◆ Exercise requirements ◆
Retype the full set of records. Keep every character identical.

--------

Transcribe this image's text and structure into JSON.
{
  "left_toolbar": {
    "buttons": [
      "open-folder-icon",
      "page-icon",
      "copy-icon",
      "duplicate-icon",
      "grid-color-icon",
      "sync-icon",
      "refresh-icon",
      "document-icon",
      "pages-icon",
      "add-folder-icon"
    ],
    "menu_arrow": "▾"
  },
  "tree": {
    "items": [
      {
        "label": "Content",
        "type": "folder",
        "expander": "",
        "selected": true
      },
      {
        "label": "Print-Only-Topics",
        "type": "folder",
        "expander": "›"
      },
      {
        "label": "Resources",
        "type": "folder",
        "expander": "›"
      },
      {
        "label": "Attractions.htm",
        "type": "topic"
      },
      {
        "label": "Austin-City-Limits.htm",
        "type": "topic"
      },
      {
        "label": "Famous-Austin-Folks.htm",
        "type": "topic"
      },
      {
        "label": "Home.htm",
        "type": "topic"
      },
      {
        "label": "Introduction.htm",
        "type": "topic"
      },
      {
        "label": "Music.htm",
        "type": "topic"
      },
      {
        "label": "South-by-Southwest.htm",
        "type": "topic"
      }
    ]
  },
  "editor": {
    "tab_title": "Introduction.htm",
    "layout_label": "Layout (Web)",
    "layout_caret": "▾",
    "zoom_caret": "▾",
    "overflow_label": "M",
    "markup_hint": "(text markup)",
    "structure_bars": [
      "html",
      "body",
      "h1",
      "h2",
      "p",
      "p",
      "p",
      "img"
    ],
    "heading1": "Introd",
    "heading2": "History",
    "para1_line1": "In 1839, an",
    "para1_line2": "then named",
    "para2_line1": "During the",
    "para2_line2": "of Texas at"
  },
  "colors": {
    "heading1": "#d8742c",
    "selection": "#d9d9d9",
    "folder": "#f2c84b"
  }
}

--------

◆ Task output ◆
Transcribe this image's text and structure into JSON.
{
  "left_toolbar": {
    "buttons": [
      "open-folder-icon",
      "page-icon",
      "copy-icon",
      "duplicate-icon",
      "grid-color-icon",
      "sync-icon",
      "refresh-icon",
      "document-icon",
      "pages-icon",
      "add-folder-icon"
    ],
    "menu_arrow": "▾"
  },
  "tree": {
    "items": [
      {
        "label": "Content",
        "type": "folder",
        "expander": "",
        "selected": true
      },
      {
        "label": "Print-Only-Topics",
        "type": "folder",
        "expander": "›"
      },
      {
        "label": "Resources",
        "type": "folder",
        "expander": "›"
      },
      {
        "label": "Attractions.htm",
        "type": "topic"
      },
      {
        "label": "Austin-City-Limits.htm",
        "type": "topic"
      },
      {
        "label": "Famous-Austin-Folks.htm",
        "type": "topic"
      },
      {
        "label": "Home.htm",
        "type": "topic"
      },
      {
        "label": "Introduction.htm",
        "type": "topic"
      },
      {
        "label": "Music.htm",
        "type": "topic"
      },
      {
        "label": "South-by-Southwest.htm",
        "type": "topic"
      }
    ]
  },
  "editor": {
    "tab_title": "Introduction.htm",
    "layout_label": "Layout (Web)",
    "layout_caret": "▾",
    "zoom_caret": "▾",
    "overflow_label": "M",
    "markup_hint": "(text markup)",
    "structure_bars": [
      "html",
      "body",
      "h1",
      "h2",
      "p",
      "p",
      "p",
      "img"
    ],
    "heading1": "Introd",
    "heading2": "History",
    "para1_line1": "In 1839, an",
    "para1_line2": "then named",
    "para2_line1": "During the",
    "para2_line2": "of Texas at"
  },
  "colors": {
    "heading1": "#d8742c",
    "selection": "#d9d9d9",
    "folder": "#f2c84b"
  }
}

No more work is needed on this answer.